While I drew I drank flagons of strong coffee and my heart responded by trilling off and slamming against my chest, like a sparrow trying to break free. I’d like to have a chance to go back and talk to my younger self, to tell him a few basic rules about how the body he lived inside worked. One of the things I’d tell him was to go easy on the coffee. If my younger self asked “why” I would explain patiently that it turned out that his heart was mildly defective. That is that the erratic trilling and beating he heard in his chest was caused by a mitral valve prolapse and a fairly substantial arrhythmia. But of course I can’t go back and if I did my younger self would just ignore me. At the time that self accepted coffee and its results as part of a Faustian deal, enduring the palpitations because the caffeine allowed him to work intensely for hours. If my heart went on the fritz I would just go harder during my beach run later that day to recalibrate it.
Jinked up on coffee then, I fought my mano a mano battle with the President for the first two weeks of November. Dave wanted to get the poster into production but knew better than to interrupt me. Wearing the same sweatshirt and sweatpants day after day, my heart racing, I would toss one drawing after another to the floor, never satisfied, until, after a week, I stood knee deep in a pile of decapitated Reagan heads. While my life might be slack in other areas, here I was a perfectionist. “I’ll show those bastards,” I muttered to myself, a phrase I mentioned in last week’s post and one I’m pretty sure I learned from my father. That I didn’t know exactly who the “bastards” were yet didn’t matter. I would stare so hard at my Reagan that when I went outside to piss in the briars behind the house I could close my eyes and still see his head bobbing on the screen of my inner eyelids.

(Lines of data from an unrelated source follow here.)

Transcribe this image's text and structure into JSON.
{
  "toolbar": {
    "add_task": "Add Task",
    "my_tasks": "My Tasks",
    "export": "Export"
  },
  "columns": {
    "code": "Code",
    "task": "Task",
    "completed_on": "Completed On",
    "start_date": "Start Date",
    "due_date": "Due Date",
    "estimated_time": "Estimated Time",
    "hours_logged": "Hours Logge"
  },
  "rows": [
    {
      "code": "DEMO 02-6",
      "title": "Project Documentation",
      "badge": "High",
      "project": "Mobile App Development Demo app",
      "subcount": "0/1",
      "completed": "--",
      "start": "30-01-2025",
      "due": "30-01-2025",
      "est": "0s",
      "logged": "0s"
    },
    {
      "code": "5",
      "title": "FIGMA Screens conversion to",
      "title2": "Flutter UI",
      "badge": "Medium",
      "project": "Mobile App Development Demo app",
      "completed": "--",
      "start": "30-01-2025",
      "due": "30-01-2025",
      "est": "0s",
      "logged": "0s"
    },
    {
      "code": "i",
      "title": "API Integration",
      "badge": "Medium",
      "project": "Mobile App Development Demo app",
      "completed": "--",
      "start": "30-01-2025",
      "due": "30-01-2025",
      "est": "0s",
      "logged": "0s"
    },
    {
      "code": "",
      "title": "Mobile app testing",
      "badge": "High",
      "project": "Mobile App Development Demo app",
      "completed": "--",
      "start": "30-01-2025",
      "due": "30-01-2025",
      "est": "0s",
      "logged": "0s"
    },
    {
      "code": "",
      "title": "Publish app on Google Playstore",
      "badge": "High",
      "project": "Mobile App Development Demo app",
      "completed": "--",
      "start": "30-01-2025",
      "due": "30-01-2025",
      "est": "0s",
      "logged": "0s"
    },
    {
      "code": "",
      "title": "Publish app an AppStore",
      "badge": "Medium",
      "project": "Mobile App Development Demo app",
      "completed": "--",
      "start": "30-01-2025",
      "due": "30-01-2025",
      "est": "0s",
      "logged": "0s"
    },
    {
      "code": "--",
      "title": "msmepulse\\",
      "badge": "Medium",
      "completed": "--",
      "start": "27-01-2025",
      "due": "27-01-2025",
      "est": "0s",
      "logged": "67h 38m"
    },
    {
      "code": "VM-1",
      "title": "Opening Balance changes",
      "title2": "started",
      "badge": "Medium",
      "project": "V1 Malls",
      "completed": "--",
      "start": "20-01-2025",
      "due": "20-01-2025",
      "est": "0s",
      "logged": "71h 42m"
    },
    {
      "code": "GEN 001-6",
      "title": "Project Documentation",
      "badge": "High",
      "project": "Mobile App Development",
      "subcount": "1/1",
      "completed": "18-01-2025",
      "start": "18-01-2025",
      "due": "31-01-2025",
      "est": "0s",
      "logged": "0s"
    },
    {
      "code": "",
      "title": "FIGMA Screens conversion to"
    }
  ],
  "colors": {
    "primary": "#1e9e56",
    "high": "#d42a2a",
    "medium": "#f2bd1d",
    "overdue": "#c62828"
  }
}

The thing was I didn’t just want to get across the usual shorthand features, the standard Reagan, but instead wanted something deeper. And my more general obsession with the president’s head contained a sub-obsession. I spent over-caffienated hours working just on Reagan’s wattle, the magnificent scrag of flesh that hung below the presidential chin. It was, it seemed to me, a glorious thing: an anatomical oddity, an epidermic bib, a medallion of skin. In my twisted state it seemed a rancid slab of beef caught on a meat hook, huge and hanging, and I painted it in all its glory. I even wrote notes about it. “No mere turkey or lizard wattle this,” I wrote. “This is a wattle that would do an Andean Condor proud. It can’t be covered up. It spills out of his collar, drools down his shirt front and drags along the floor.”

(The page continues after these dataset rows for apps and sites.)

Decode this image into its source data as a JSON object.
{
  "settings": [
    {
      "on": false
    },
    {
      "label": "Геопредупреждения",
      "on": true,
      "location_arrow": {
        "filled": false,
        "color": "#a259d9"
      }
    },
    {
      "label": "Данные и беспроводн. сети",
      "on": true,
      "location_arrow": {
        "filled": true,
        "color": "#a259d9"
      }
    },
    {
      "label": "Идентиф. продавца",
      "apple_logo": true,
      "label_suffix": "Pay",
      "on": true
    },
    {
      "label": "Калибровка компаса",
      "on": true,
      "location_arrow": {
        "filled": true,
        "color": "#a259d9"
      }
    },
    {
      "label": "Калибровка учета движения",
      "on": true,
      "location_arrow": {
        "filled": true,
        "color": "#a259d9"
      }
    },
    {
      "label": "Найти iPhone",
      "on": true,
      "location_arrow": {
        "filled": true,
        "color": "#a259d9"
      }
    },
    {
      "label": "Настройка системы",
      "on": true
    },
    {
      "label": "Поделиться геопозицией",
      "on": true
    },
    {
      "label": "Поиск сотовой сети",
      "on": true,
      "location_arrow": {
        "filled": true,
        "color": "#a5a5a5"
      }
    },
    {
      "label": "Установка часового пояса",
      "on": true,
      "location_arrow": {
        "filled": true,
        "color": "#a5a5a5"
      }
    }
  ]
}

I remember that I often talked out loud as I worked, exhorting myself and slapping my thigh. I wonder now just how crazy I looked sitting there, wearing my gamey sweats, staring down at dozens of photos of Reagan and muttering about “showing” some “bastards.” What if a secret serviceman found me there? He would have seen me cowering in the corner of my attic, a manic, obsessed look in my eye, dozens of pictures of Reagan on the wall, and would no doubt have assumed he’d stumbled on the den of a young assassin. The textbook “crazed loner.” I wouldn’t have blamed him if he shot on sight.